Without changing a single word, output each entry.

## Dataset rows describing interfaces
====
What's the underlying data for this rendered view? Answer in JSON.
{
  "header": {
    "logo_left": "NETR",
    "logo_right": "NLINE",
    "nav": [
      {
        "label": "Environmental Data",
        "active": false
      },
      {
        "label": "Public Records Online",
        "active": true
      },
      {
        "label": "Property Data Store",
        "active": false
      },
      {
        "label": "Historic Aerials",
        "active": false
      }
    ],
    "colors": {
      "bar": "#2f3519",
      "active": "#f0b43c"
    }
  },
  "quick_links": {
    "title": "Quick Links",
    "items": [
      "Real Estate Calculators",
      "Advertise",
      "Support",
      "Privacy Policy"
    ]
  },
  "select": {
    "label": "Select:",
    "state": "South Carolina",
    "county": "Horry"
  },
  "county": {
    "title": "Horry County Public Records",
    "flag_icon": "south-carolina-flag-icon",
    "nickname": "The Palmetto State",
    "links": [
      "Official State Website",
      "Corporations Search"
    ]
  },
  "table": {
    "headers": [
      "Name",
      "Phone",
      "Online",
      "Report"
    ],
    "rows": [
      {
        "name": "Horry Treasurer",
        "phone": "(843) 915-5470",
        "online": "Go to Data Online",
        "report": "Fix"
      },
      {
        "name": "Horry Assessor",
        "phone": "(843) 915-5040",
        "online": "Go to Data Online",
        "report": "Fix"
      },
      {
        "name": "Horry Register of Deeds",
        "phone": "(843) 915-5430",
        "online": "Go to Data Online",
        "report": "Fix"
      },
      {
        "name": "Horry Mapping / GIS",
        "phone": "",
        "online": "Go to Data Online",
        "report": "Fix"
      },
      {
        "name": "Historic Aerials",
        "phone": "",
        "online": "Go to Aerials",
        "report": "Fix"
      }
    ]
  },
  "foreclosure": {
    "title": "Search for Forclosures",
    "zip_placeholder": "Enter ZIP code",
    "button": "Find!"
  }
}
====
## YOUR SOLUTION
What's the underlying data for this rendered view? Answer in JSON.
{
  "header": {
    "logo_left": "NETR",
    "logo_right": "NLINE",
    "nav": [
      {
        "label": "Environmental Data",
        "active": false
      },
      {
        "label": "Public Records Online",
        "active": true
      },
      {
        "label": "Property Data Store",
        "active": false
      },
      {
        "label": "Historic Aerials",
        "active": false
      }
    ],
    "colors": {
      "bar": "#2f3519",
      "active": "#f0b43c"
    }
  },
  "quick_links": {
    "title": "Quick Links",
    "items": [
      "Real Estate Calculators",
      "Advertise",
      "Support",
      "Privacy Policy"
    ]
  },
  "select": {
    "label": "Select:",
    "state": "South Carolina",
    "county": "Horry"
  },
  "county": {
    "title": "Horry County Public Records",
    "flag_icon": "south-carolina-flag-icon",
    "nickname": "The Palmetto State",
    "links": [
      "Official State Website",
      "Corporations Search"
    ]
  },
  "table": {
    "headers": [
      "Name",
      "Phone",
      "Online",
      "Report"
    ],
    "rows": [
      {
        "name": "Horry Treasurer",
        "phone": "(843) 915-5470",
        "online": "Go to Data Online",
        "report": "Fix"
      },
      {
        "name": "Horry Assessor",
        "phone": "(843) 915-5040",
        "online": "Go to Data Online",
        "report": "Fix"
      },
      {
        "name": "Horry Register of Deeds",
        "phone": "(843) 915-5430",
        "online": "Go to Data Online",
        "report": "Fix"
      },
      {
        "name": "Horry Mapping / GIS",
        "phone": "",
        "online": "Go to Data Online",
        "report": "Fix"
      },
      {
        "name": "Historic Aerials",
        "phone": "",
        "online": "Go to Aerials",
        "report": "Fix"
      }
    ]
  },
  "foreclosure": {
    "title": "Search for Forclosures",
    "zip_placeholder": "Enter ZIP code",
    "button": "Find!"
  }
}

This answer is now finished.